Lessons from the Battlefield

Designers! We have finally arrived! We are now in great demand. Over the past ten years, design agencies have been acquired by big companies at a great rate. We now have a seat at the table, at the highest leadership levels. We no longer have to justify our value to the business. Design-driven companies outperform their competitors. Design is good for business!

So, what happens now?

Maria Giudice

Designers! We have finally arrived! We are now in great demand. Over the past ten years, design agencies have been acquired by big companies at a great rate. We now have a seat at the table, at the highest leadership levels. We no longer have to justify our value to the business. Design-driven companies outperform their competitors. Design is good for business!

Maria went to Autodesk to help them transition from old school business to design-driven culture. The company was 35 years old and had over 400 designers, but Maria was the first designer to enter at a senior leadership level. She perhaps under-estimated how big a task organisation change is at such a large company.

Changemakers

  • see patterns around them
  • identify the problems
  • organise fluid teams
  • lead collective action
  • continually adapt

(definition by Bill Drayton, founder of Ashoka)

As a changemaker where do you begin? Treat every problem like a design problem; and start with people. She went on a listening tour, visiting all the offices. She hung out with the teams (everyone at every level) and asked five questions.

  1. tell me your story
  2. why did you choose to work here
  3. what’s keeping you up at night
  4. what are your hopes and dreams
  5. how can i help you?

The same problems kept coming up:

  • engineering-focused culture focused on execution
  • no cohesive design community
  • imbalance of power on product teams
  • fragmented access to customers and research
  • quantity of features over quality of experience

Familiar problems, but what to do about them?

Silos kill innovation! They create organisations of efficiency, but they create fiefdoms, self-interested parties. Many companies even intentionally set them to compete. Silos are like mob bosses, they defend their territory and make people stay in their own lane. The end result is maintaining the status quo, which is death to a changemaker.

So the first order of business: bust the silos. Find the coalition of the willing who will support your mission. Create safety in numbers.

For autodesk Maria settled on four guiding principles:

  • ship quality
  • connect experiences
  • focus on customers
  • build community

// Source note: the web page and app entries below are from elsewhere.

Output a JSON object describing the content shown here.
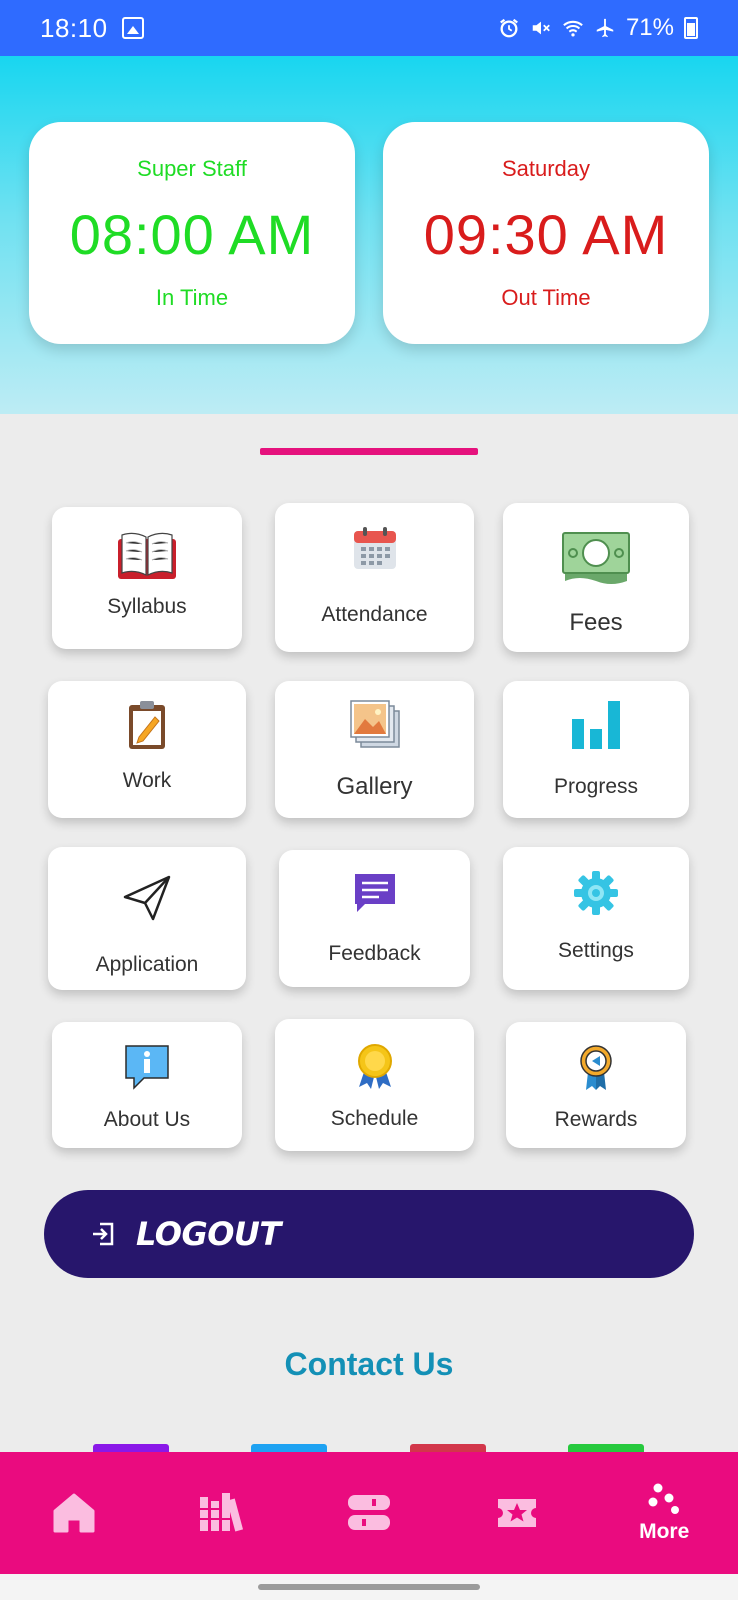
{
  "status_bar": {
    "time": "18:10",
    "battery": "71%"
  },
  "in_card": {
    "title": "Super Staff",
    "time": "08:00 AM",
    "caption": "In Time"
  },
  "out_card": {
    "title": "Saturday",
    "time": "09:30 AM",
    "caption": "Out Time"
  },
  "tiles": [
    {
      "label": "Syllabus",
      "icon": "book-icon"
    },
    {
      "label": "Attendance",
      "icon": "calendar-icon"
    },
    {
      "label": "Fees",
      "icon": "money-icon"
    },
    {
      "label": "Work",
      "icon": "clipboard-icon"
    },
    {
      "label": "Gallery",
      "icon": "gallery-icon"
    },
    {
      "label": "Progress",
      "icon": "bar-chart-icon"
    },
    {
      "label": "Application",
      "icon": "paper-plane-icon"
    },
    {
      "label": "Feedback",
      "icon": "chat-icon"
    },
    {
      "label": "Settings",
      "icon": "gear-icon"
    },
    {
      "label": "About Us",
      "icon": "info-icon"
    },
    {
      "label": "Schedule",
      "icon": "medal-icon"
    },
    {
      "label": "Rewards",
      "icon": "award-icon"
    }
  ],
  "logout": {
    "label": "LOGOUT"
  },
  "contact": {
    "title": "Contact Us"
  },
  "bottom_nav": {
    "more_label": "More"
  },
  "colors": {
    "accent": "#ea0b7f",
    "logout_bg": "#27166c",
    "in_time": "#1fdc25",
    "out_time": "#d91c1c",
    "status_bar": "#2f6bff"
  }
}
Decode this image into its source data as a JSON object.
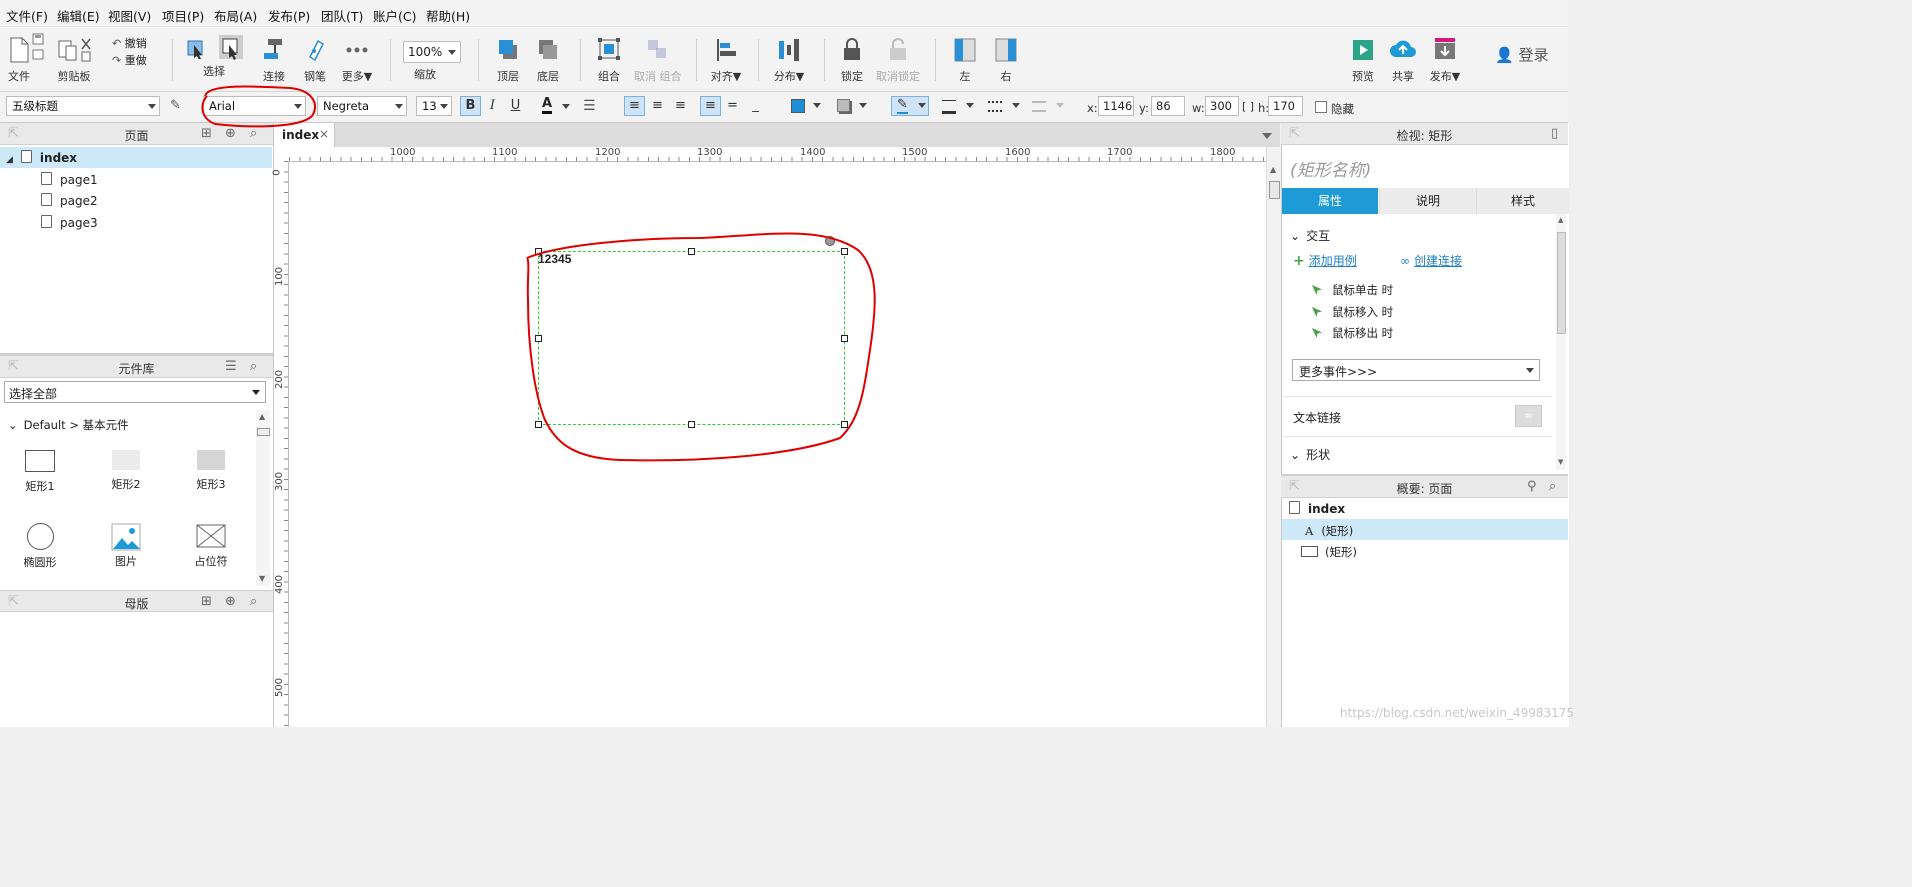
{
  "menu": [
    "文件(F)",
    "编辑(E)",
    "视图(V)",
    "项目(P)",
    "布局(A)",
    "发布(P)",
    "团队(T)",
    "账户(C)",
    "帮助(H)"
  ],
  "toolbar": {
    "file": "文件",
    "clipboard": "剪贴板",
    "undo": "撤销",
    "redo": "重做",
    "select": "选择",
    "connect": "连接",
    "pen": "钢笔",
    "more": "更多▼",
    "zoom_value": "100%",
    "zoom_label": "缩放",
    "top_layer": "顶层",
    "bottom_layer": "底层",
    "group": "组合",
    "ungroup": "取消 组合",
    "align": "对齐▼",
    "distribute": "分布▼",
    "lock": "锁定",
    "unlock": "取消锁定",
    "left": "左",
    "right": "右",
    "preview": "预览",
    "share": "共享",
    "publish": "发布▼",
    "login": "登录"
  },
  "format": {
    "style": "五级标题",
    "font": "Arial",
    "weight": "Negreta",
    "size": "13",
    "bold": "B",
    "italic": "I",
    "underline": "U",
    "font_color": "A",
    "x_label": "x:",
    "x": "1146",
    "y_label": "y:",
    "y": "86",
    "w_label": "w:",
    "w": "300",
    "h_label": "h:",
    "h": "170",
    "hidden": "隐藏"
  },
  "pages_panel": {
    "title": "页面",
    "root": "index",
    "children": [
      "page1",
      "page2",
      "page3"
    ]
  },
  "library_panel": {
    "title": "元件库",
    "filter": "选择全部",
    "path": "Default > 基本元件",
    "widgets": [
      "矩形1",
      "矩形2",
      "矩形3",
      "椭圆形",
      "图片",
      "占位符"
    ]
  },
  "masters_panel": {
    "title": "母版"
  },
  "tab": {
    "name": "index",
    "close": "×"
  },
  "ruler_h": [
    "1000",
    "1100",
    "1200",
    "1300",
    "1400",
    "1500",
    "1600",
    "1700",
    "1800"
  ],
  "ruler_v": [
    "0",
    "100",
    "200",
    "300",
    "400",
    "500"
  ],
  "shape_text": "12345",
  "inspector": {
    "title": "检视: 矩形",
    "name_placeholder": "(矩形名称)",
    "tabs": [
      "属性",
      "说明",
      "样式"
    ],
    "interaction": "交互",
    "add_case": "添加用例",
    "create_link": "创建连接",
    "events": [
      "鼠标单击 时",
      "鼠标移入 时",
      "鼠标移出 时"
    ],
    "more_events": "更多事件>>>",
    "text_link": "文本链接",
    "shape": "形状"
  },
  "outline": {
    "title": "概要: 页面",
    "root": "index",
    "items": [
      "(矩形)",
      "(矩形)"
    ]
  },
  "watermark": "https://blog.csdn.net/weixin_49983175",
  "colors": {
    "accent": "#1e9ad6",
    "annotation": "#e00000",
    "selection": "#33cc33"
  }
}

A key step was organising an internal design conference. A big challenge for someone new, who has never organised an event that big! This meant she had to find the coalition of the willing very quickly, to build the volunteer army required to make it happen. It was a massive shift for the company to begin celebrating design in such a way.

When you join a company as a changemaker, you are optimistic and imagine it will be a clear path to success… but in reality there are very big ups and downs. Failure is inevitable. It sucks. It hurts. It takes time to recover. But it is necessary! If you haven’t failed at anything you probably haven’t taken enough risks.

Many people quit when they hit the big lows. But you have to persist. Bouncing back from failure makes you stronger.

Lessons from the battlefield

  1. Build a coalition of the willing
  2. Executive support is required – continued evangelism from enlightened leaders must be there
  3. Align your work to customer needs and business goals – quantify progress as much as possible
  4. Get shit done – think big, but execute in small chunks. Vision without execution is hallucination!
  5. Make your work visible and memorable – overcommunicate and be transparent
  6. Celebrate and give credit – be inclusive, make it their idea. Share your success by giving it away. Reinforce the fact their idea was brilliant. Create celebration rituals.
  7. You can’t win them all – give up perfection, embrace the art of compromise. Sometimes we have to let things go. Instigate the ‘fucks given’ scale. Everyone has ten fucks to give, so how many of those are you going to spend right now?
  8. Stay true to yourself – authenticity generates respect and trust

Change is hard, uncomfortable and messy. In some cases it’s not worth the fight. But if you think the change is worth fighting for, then fight!